◆ **Goal of the exercise**
Find the lines in the records below that contain "Saiyan", and report each of them.

Web page and app entries

══════

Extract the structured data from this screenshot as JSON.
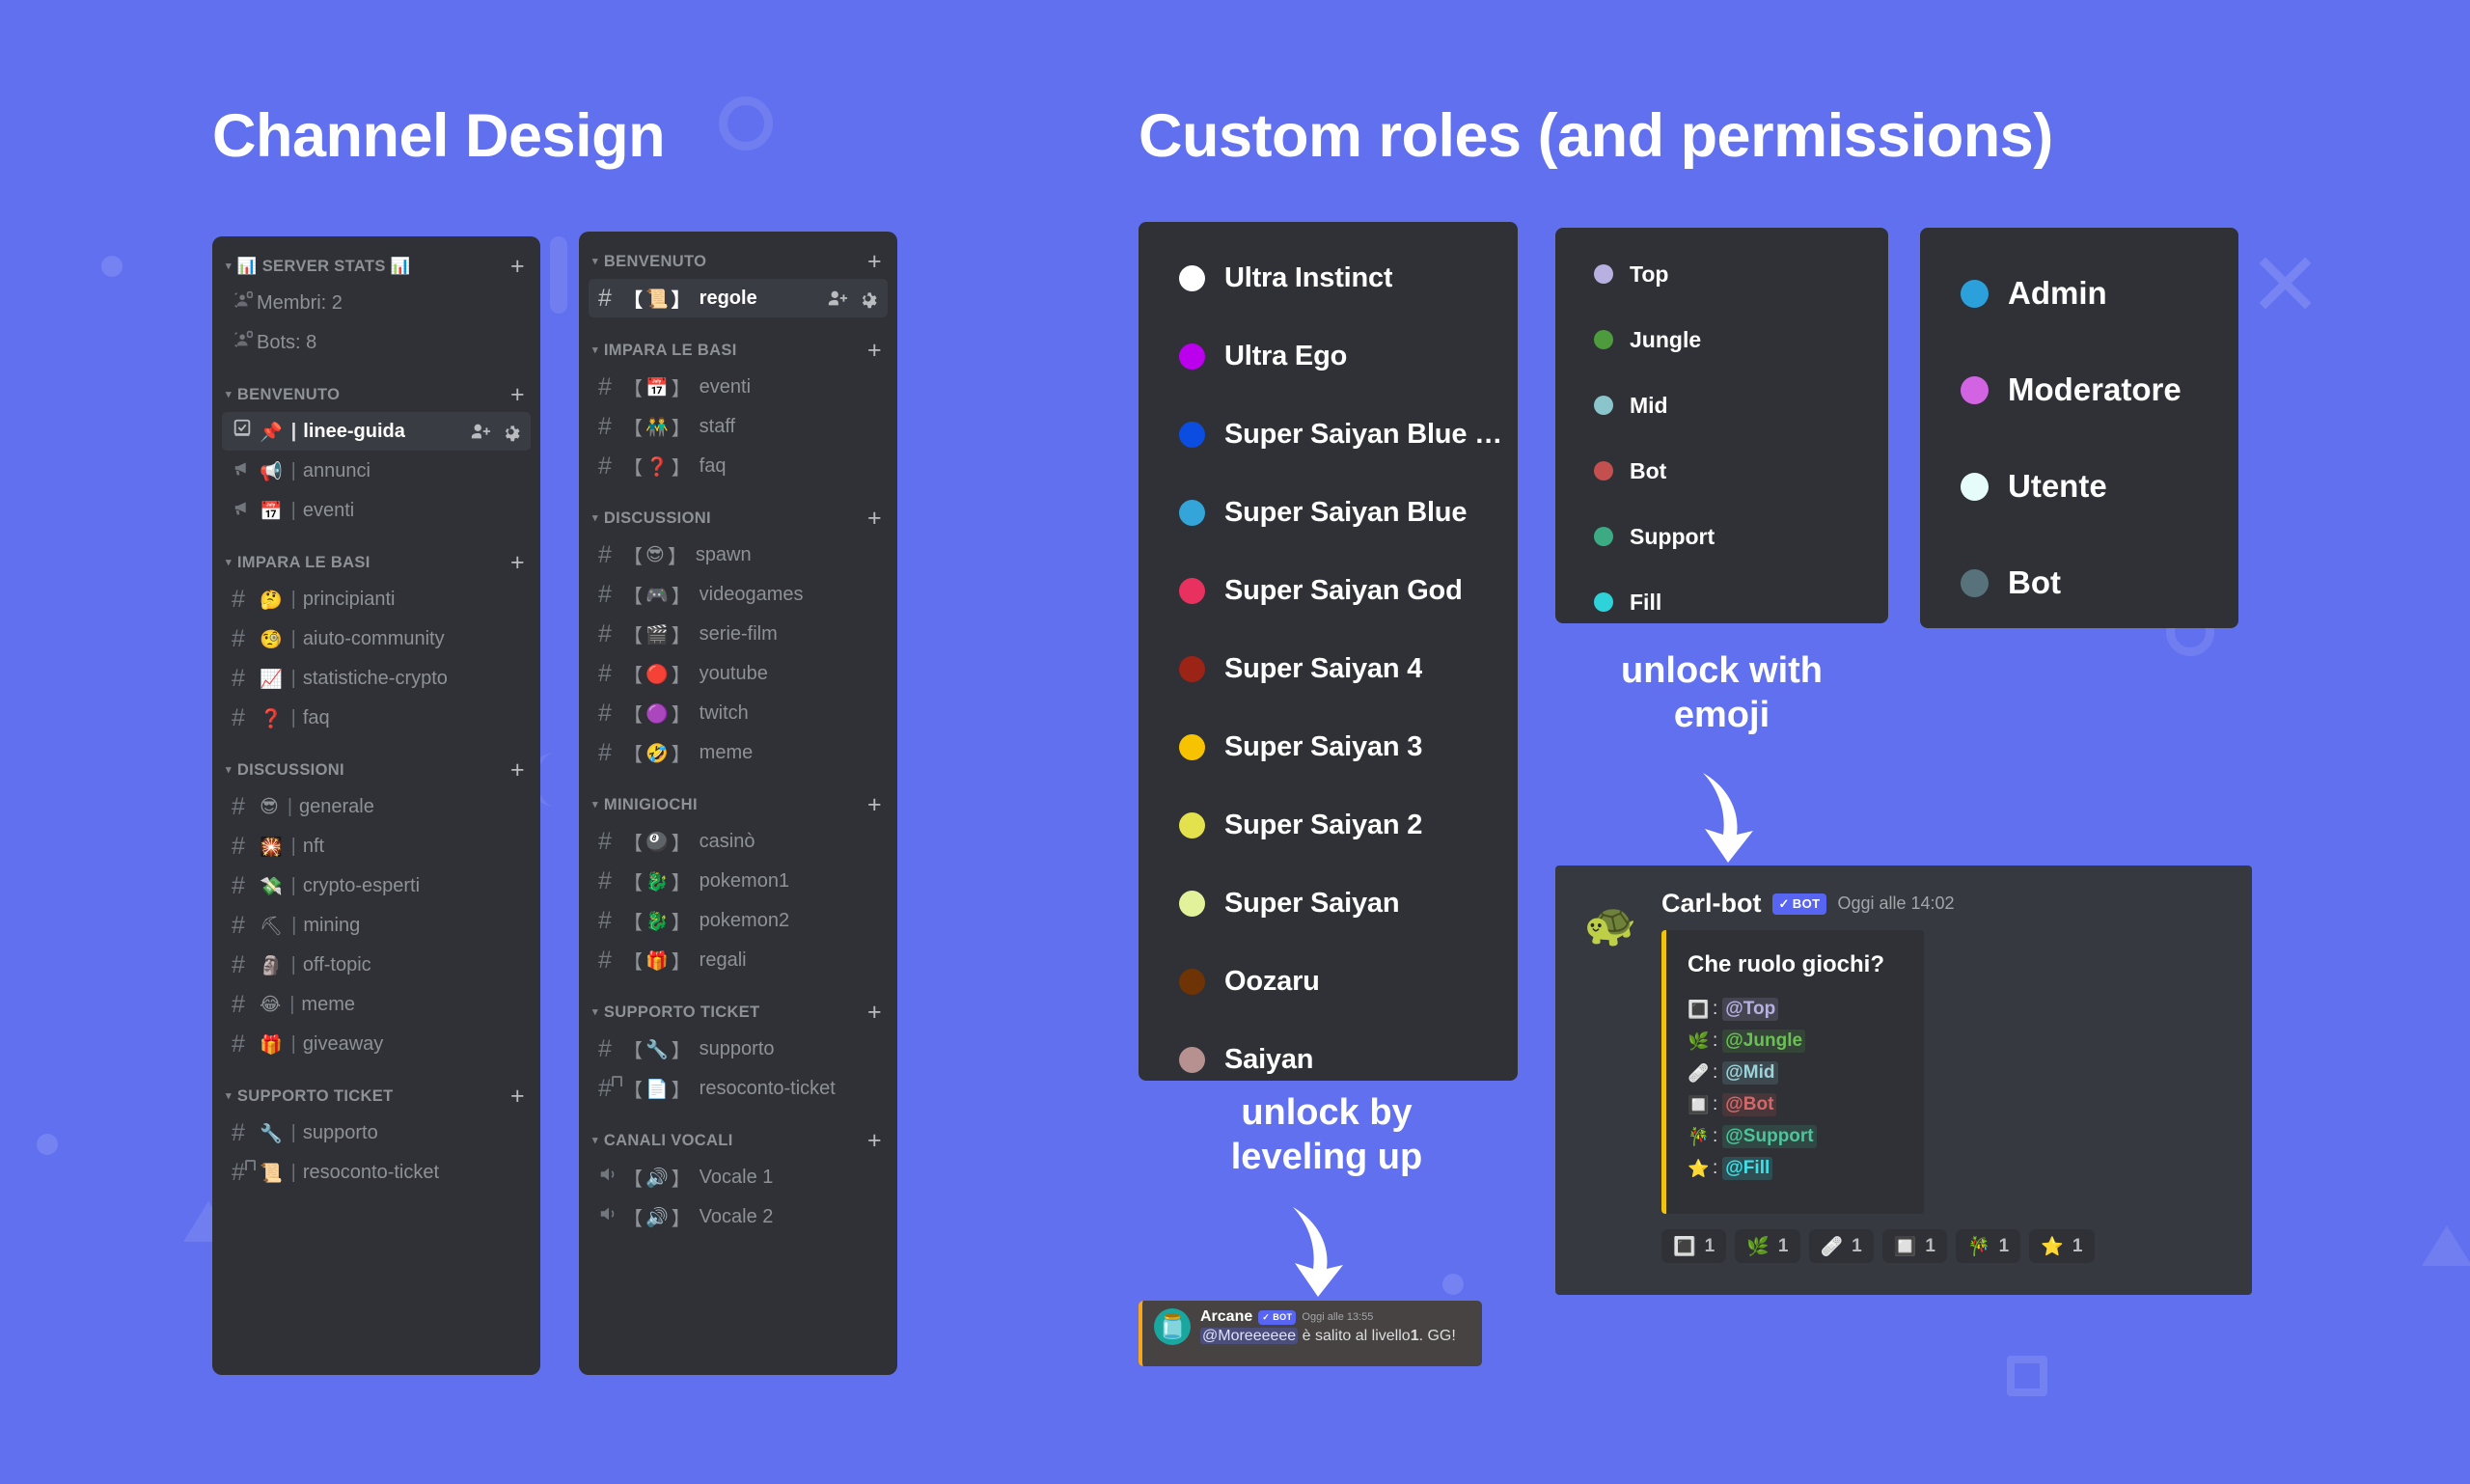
{
  "headings": {
    "channel_design": "Channel Design",
    "custom_roles": "Custom roles (and permissions)"
  },
  "annotations": {
    "unlock_leveling": "unlock by\nleveling up",
    "unlock_emoji": "unlock with\nemoji"
  },
  "sidebar_emoji": {
    "categories": [
      {
        "label": "📊 SERVER STATS 📊",
        "channels": [
          {
            "icon": "stats-voice-locked-icon",
            "emoji": "",
            "sep": false,
            "name": "Membri: 2",
            "active": false,
            "locked": true
          },
          {
            "icon": "stats-voice-locked-icon",
            "emoji": "",
            "sep": false,
            "name": "Bots: 8",
            "active": false,
            "locked": true
          }
        ]
      },
      {
        "label": "BENVENUTO",
        "channels": [
          {
            "icon": "rules-channel-icon",
            "emoji": "📌",
            "sep": true,
            "name": "linee-guida",
            "active": true,
            "locked": false
          },
          {
            "icon": "announcement-channel-icon",
            "emoji": "📢",
            "sep": true,
            "name": "annunci",
            "active": false,
            "locked": false
          },
          {
            "icon": "announcement-channel-icon",
            "emoji": "📅",
            "sep": true,
            "name": "eventi",
            "active": false,
            "locked": false
          }
        ]
      },
      {
        "label": "IMPARA LE BASI",
        "channels": [
          {
            "icon": "hash-icon",
            "emoji": "🤔",
            "sep": true,
            "name": "principianti",
            "active": false,
            "locked": false
          },
          {
            "icon": "hash-icon",
            "emoji": "🧐",
            "sep": true,
            "name": "aiuto-community",
            "active": false,
            "locked": false
          },
          {
            "icon": "hash-icon",
            "emoji": "📈",
            "sep": true,
            "name": "statistiche-crypto",
            "active": false,
            "locked": false
          },
          {
            "icon": "hash-icon",
            "emoji": "❓",
            "sep": true,
            "name": "faq",
            "active": false,
            "locked": false
          }
        ]
      },
      {
        "label": "DISCUSSIONI",
        "channels": [
          {
            "icon": "hash-icon",
            "emoji": "😎",
            "sep": true,
            "name": "generale",
            "active": false,
            "locked": false
          },
          {
            "icon": "hash-icon",
            "emoji": "🎇",
            "sep": true,
            "name": "nft",
            "active": false,
            "locked": false
          },
          {
            "icon": "hash-icon",
            "emoji": "💸",
            "sep": true,
            "name": "crypto-esperti",
            "active": false,
            "locked": false
          },
          {
            "icon": "hash-icon",
            "emoji": "⛏",
            "sep": true,
            "name": "mining",
            "active": false,
            "locked": false
          },
          {
            "icon": "hash-icon",
            "emoji": "🗿",
            "sep": true,
            "name": "off-topic",
            "active": false,
            "locked": false
          },
          {
            "icon": "hash-icon",
            "emoji": "😂",
            "sep": true,
            "name": "meme",
            "active": false,
            "locked": false
          },
          {
            "icon": "hash-icon",
            "emoji": "🎁",
            "sep": true,
            "name": "giveaway",
            "active": false,
            "locked": false
          }
        ]
      },
      {
        "label": "SUPPORTO TICKET",
        "channels": [
          {
            "icon": "hash-icon",
            "emoji": "🔧",
            "sep": true,
            "name": "supporto",
            "active": false,
            "locked": false
          },
          {
            "icon": "hash-icon",
            "emoji": "📜",
            "sep": true,
            "name": "resoconto-ticket",
            "active": false,
            "locked": true
          }
        ]
      }
    ]
  },
  "sidebar_bracket": {
    "categories": [
      {
        "label": "BENVENUTO",
        "channels": [
          {
            "emoji": "📜",
            "name": "regole",
            "active": true,
            "locked": false
          }
        ]
      },
      {
        "label": "IMPARA LE BASI",
        "channels": [
          {
            "emoji": "📅",
            "name": "eventi",
            "active": false,
            "locked": false
          },
          {
            "emoji": "👬",
            "name": "staff",
            "active": false,
            "locked": false
          },
          {
            "emoji": "❓",
            "name": "faq",
            "active": false,
            "locked": false
          }
        ]
      },
      {
        "label": "DISCUSSIONI",
        "channels": [
          {
            "emoji": "😎",
            "name": "spawn",
            "active": false,
            "locked": false
          },
          {
            "emoji": "🎮",
            "name": "videogames",
            "active": false,
            "locked": false
          },
          {
            "emoji": "🎬",
            "name": "serie-film",
            "active": false,
            "locked": false
          },
          {
            "emoji": "🔴",
            "name": "youtube",
            "active": false,
            "locked": false
          },
          {
            "emoji": "🟣",
            "name": "twitch",
            "active": false,
            "locked": false
          },
          {
            "emoji": "🤣",
            "name": "meme",
            "active": false,
            "locked": false
          }
        ]
      },
      {
        "label": "MINIGIOCHI",
        "channels": [
          {
            "emoji": "🎱",
            "name": "casinò",
            "active": false,
            "locked": false
          },
          {
            "emoji": "🐉",
            "name": "pokemon1",
            "active": false,
            "locked": false
          },
          {
            "emoji": "🐉",
            "name": "pokemon2",
            "active": false,
            "locked": false
          },
          {
            "emoji": "🎁",
            "name": "regali",
            "active": false,
            "locked": false
          }
        ]
      },
      {
        "label": "SUPPORTO TICKET",
        "channels": [
          {
            "emoji": "🔧",
            "name": "supporto",
            "active": false,
            "locked": false
          },
          {
            "emoji": "📄",
            "name": "resoconto-ticket",
            "active": false,
            "locked": true
          }
        ]
      },
      {
        "label": "CANALI VOCALI",
        "channels": [
          {
            "emoji": "🔊",
            "name": "Vocale 1",
            "active": false,
            "locked": false,
            "voice": true
          },
          {
            "emoji": "🔊",
            "name": "Vocale 2",
            "active": false,
            "locked": false,
            "voice": true
          }
        ]
      }
    ]
  },
  "roles_dragonball": [
    {
      "name": "Ultra Instinct",
      "color": "#ffffff"
    },
    {
      "name": "Ultra Ego",
      "color": "#bb00ee"
    },
    {
      "name": "Super Saiyan Blue Ev...",
      "color": "#0a4de0"
    },
    {
      "name": "Super Saiyan Blue",
      "color": "#34a5d8"
    },
    {
      "name": "Super Saiyan God",
      "color": "#e8315e"
    },
    {
      "name": "Super Saiyan 4",
      "color": "#9c2417"
    },
    {
      "name": "Super Saiyan 3",
      "color": "#f7c300"
    },
    {
      "name": "Super Saiyan 2",
      "color": "#e3e14c"
    },
    {
      "name": "Super Saiyan",
      "color": "#e2f29a"
    },
    {
      "name": "Oozaru",
      "color": "#6e3405"
    },
    {
      "name": "Saiyan",
      "color": "#b79090"
    }
  ],
  "roles_lol": [
    {
      "name": "Top",
      "color": "#b7b0e0"
    },
    {
      "name": "Jungle",
      "color": "#4e9b3e"
    },
    {
      "name": "Mid",
      "color": "#8ac5cc"
    },
    {
      "name": "Bot",
      "color": "#c44f4f"
    },
    {
      "name": "Support",
      "color": "#3cab84"
    },
    {
      "name": "Fill",
      "color": "#2ed3d9"
    }
  ],
  "roles_staff": [
    {
      "name": "Admin",
      "color": "#2ca0da"
    },
    {
      "name": "Moderatore",
      "color": "#d263e2"
    },
    {
      "name": "Utente",
      "color": "#e6fcfb"
    },
    {
      "name": "Bot",
      "color": "#58727c"
    }
  ],
  "carlbot": {
    "avatar_emoji": "🐢",
    "author": "Carl-bot",
    "bot_badge": "BOT",
    "timestamp": "Oggi alle 14:02",
    "embed_title": "Che ruolo giochi?",
    "embed_color": "#f1c40f",
    "embed_rows": [
      {
        "emoji": "🔳",
        "mention": "@Top",
        "color": "#b7b0e0",
        "bg": "rgba(183,176,224,0.16)"
      },
      {
        "emoji": "🌿",
        "mention": "@Jungle",
        "color": "#6bbf56",
        "bg": "rgba(78,155,62,0.18)"
      },
      {
        "emoji": "🩹",
        "mention": "@Mid",
        "color": "#9dd3da",
        "bg": "rgba(138,197,204,0.16)"
      },
      {
        "emoji": "🔲",
        "mention": "@Bot",
        "color": "#d06a6a",
        "bg": "rgba(196,79,79,0.18)"
      },
      {
        "emoji": "🎋",
        "mention": "@Support",
        "color": "#4ec49a",
        "bg": "rgba(60,171,132,0.18)"
      },
      {
        "emoji": "⭐",
        "mention": "@Fill",
        "color": "#3fe0e6",
        "bg": "rgba(46,211,217,0.18)"
      }
    ],
    "reactions": [
      {
        "emoji": "🔳",
        "count": "1"
      },
      {
        "emoji": "🌿",
        "count": "1"
      },
      {
        "emoji": "🩹",
        "count": "1"
      },
      {
        "emoji": "🔲",
        "count": "1"
      },
      {
        "emoji": "🎋",
        "count": "1"
      },
      {
        "emoji": "⭐",
        "count": "1"
      }
    ]
  },
  "arcane": {
    "avatar_emoji": "🫙",
    "author": "Arcane",
    "bot_badge": "BOT",
    "timestamp": "Oggi alle 13:55",
    "mention": "@Moreeeeee",
    "text_part1": " è salito al livello",
    "level": "1",
    "text_part2": ". GG!"
  }
}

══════

◆ **Reply**
      "name": "Super Saiyan Blue Ev...",
      "name": "Super Saiyan Blue",
      "name": "Super Saiyan God",
      "name": "Super Saiyan 4",
      "name": "Super Saiyan 3",
      "name": "Super Saiyan 2",
      "name": "Super Saiyan",
      "name": "Saiyan",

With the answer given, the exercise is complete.